##### INFORMATION GIVEN #####

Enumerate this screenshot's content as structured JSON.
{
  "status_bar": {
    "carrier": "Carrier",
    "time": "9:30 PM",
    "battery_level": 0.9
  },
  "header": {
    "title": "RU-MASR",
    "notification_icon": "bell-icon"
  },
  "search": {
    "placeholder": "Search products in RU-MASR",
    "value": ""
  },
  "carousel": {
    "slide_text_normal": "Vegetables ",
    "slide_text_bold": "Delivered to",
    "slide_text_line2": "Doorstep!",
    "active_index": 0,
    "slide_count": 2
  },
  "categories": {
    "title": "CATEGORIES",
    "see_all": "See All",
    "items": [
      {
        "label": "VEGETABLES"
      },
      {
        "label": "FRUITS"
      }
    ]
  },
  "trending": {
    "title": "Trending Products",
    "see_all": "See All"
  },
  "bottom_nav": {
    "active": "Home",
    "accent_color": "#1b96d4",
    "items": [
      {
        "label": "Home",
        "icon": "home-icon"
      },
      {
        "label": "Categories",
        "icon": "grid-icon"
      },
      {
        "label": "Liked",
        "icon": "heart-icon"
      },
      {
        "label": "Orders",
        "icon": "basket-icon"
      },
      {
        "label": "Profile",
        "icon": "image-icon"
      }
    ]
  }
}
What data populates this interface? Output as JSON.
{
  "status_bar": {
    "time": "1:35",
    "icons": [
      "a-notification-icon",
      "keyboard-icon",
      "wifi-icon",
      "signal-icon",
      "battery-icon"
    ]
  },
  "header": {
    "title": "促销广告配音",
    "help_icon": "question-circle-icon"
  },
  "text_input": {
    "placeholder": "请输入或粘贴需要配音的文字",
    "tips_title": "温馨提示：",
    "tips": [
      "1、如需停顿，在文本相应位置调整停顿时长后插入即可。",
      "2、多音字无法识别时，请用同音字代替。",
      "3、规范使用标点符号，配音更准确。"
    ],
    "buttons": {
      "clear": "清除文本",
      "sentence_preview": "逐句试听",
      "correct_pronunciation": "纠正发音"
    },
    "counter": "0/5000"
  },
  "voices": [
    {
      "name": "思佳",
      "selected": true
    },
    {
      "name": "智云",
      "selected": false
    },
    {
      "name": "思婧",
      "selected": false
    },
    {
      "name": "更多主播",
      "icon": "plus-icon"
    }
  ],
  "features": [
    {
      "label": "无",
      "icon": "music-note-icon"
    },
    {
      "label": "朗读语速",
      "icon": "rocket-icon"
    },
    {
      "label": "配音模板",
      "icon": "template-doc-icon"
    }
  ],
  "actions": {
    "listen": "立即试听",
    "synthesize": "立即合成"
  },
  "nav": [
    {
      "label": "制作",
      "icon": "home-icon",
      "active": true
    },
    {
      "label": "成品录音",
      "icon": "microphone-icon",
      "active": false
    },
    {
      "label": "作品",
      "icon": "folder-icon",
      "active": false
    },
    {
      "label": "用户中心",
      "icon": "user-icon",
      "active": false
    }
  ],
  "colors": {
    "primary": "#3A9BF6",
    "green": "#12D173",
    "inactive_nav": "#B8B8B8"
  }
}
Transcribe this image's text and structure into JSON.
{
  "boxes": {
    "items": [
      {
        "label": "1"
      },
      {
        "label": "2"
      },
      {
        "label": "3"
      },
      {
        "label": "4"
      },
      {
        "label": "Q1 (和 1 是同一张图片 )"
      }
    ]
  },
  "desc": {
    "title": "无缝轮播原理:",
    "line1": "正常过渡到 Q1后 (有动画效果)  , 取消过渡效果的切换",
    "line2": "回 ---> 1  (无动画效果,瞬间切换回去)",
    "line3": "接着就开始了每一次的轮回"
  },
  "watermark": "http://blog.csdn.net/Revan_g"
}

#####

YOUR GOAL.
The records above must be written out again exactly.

SOLUTION.
Enumerate this screenshot's content as structured JSON.
{
  "status_bar": {
    "carrier": "Carrier",
    "time": "9:30 PM",
    "battery_level": 0.9
  },
  "header": {
    "title": "RU-MASR",
    "notification_icon": "bell-icon"
  },
  "search": {
    "placeholder": "Search products in RU-MASR",
    "value": ""
  },
  "carousel": {
    "slide_text_normal": "Vegetables ",
    "slide_text_bold": "Delivered to",
    "slide_text_line2": "Doorstep!",
    "active_index": 0,
    "slide_count": 2
  },
  "categories": {
    "title": "CATEGORIES",
    "see_all": "See All",
    "items": [
      {
        "label": "VEGETABLES"
      },
      {
        "label": "FRUITS"
      }
    ]
  },
  "trending": {
    "title": "Trending Products",
    "see_all": "See All"
  },
  "bottom_nav": {
    "active": "Home",
    "accent_color": "#1b96d4",
    "items": [
      {
        "label": "Home",
        "icon": "home-icon"
      },
      {
        "label": "Categories",
        "icon": "grid-icon"
      },
      {
        "label": "Liked",
        "icon": "heart-icon"
      },
      {
        "label": "Orders",
        "icon": "basket-icon"
      },
      {
        "label": "Profile",
        "icon": "image-icon"
      }
    ]
  }
}
What data populates this interface? Output as JSON.
{
  "status_bar": {
    "time": "1:35",
    "icons": [
      "a-notification-icon",
      "keyboard-icon",
      "wifi-icon",
      "signal-icon",
      "battery-icon"
    ]
  },
  "header": {
    "title": "促销广告配音",
    "help_icon": "question-circle-icon"
  },
  "text_input": {
    "placeholder": "请输入或粘贴需要配音的文字",
    "tips_title": "温馨提示：",
    "tips": [
      "1、如需停顿，在文本相应位置调整停顿时长后插入即可。",
      "2、多音字无法识别时，请用同音字代替。",
      "3、规范使用标点符号，配音更准确。"
    ],
    "buttons": {
      "clear": "清除文本",
      "sentence_preview": "逐句试听",
      "correct_pronunciation": "纠正发音"
    },
    "counter": "0/5000"
  },
  "voices": [
    {
      "name": "思佳",
      "selected": true
    },
    {
      "name": "智云",
      "selected": false
    },
    {
      "name": "思婧",
      "selected": false
    },
    {
      "name": "更多主播",
      "icon": "plus-icon"
    }
  ],
  "features": [
    {
      "label": "无",
      "icon": "music-note-icon"
    },
    {
      "label": "朗读语速",
      "icon": "rocket-icon"
    },
    {
      "label": "配音模板",
      "icon": "template-doc-icon"
    }
  ],
  "actions": {
    "listen": "立即试听",
    "synthesize": "立即合成"
  },
  "nav": [
    {
      "label": "制作",
      "icon": "home-icon",
      "active": true
    },
    {
      "label": "成品录音",
      "icon": "microphone-icon",
      "active": false
    },
    {
      "label": "作品",
      "icon": "folder-icon",
      "active": false
    },
    {
      "label": "用户中心",
      "icon": "user-icon",
      "active": false
    }
  ],
  "colors": {
    "primary": "#3A9BF6",
    "green": "#12D173",
    "inactive_nav": "#B8B8B8"
  }
}
Transcribe this image's text and structure into JSON.
{
  "boxes": {
    "items": [
      {
        "label": "1"
      },
      {
        "label": "2"
      },
      {
        "label": "3"
      },
      {
        "label": "4"
      },
      {
        "label": "Q1 (和 1 是同一张图片 )"
      }
    ]
  },
  "desc": {
    "title": "无缝轮播原理:",
    "line1": "正常过渡到 Q1后 (有动画效果)  , 取消过渡效果的切换",
    "line2": "回 ---> 1  (无动画效果,瞬间切换回去)",
    "line3": "接着就开始了每一次的轮回"
  },
  "watermark": "http://blog.csdn.net/Revan_g"
}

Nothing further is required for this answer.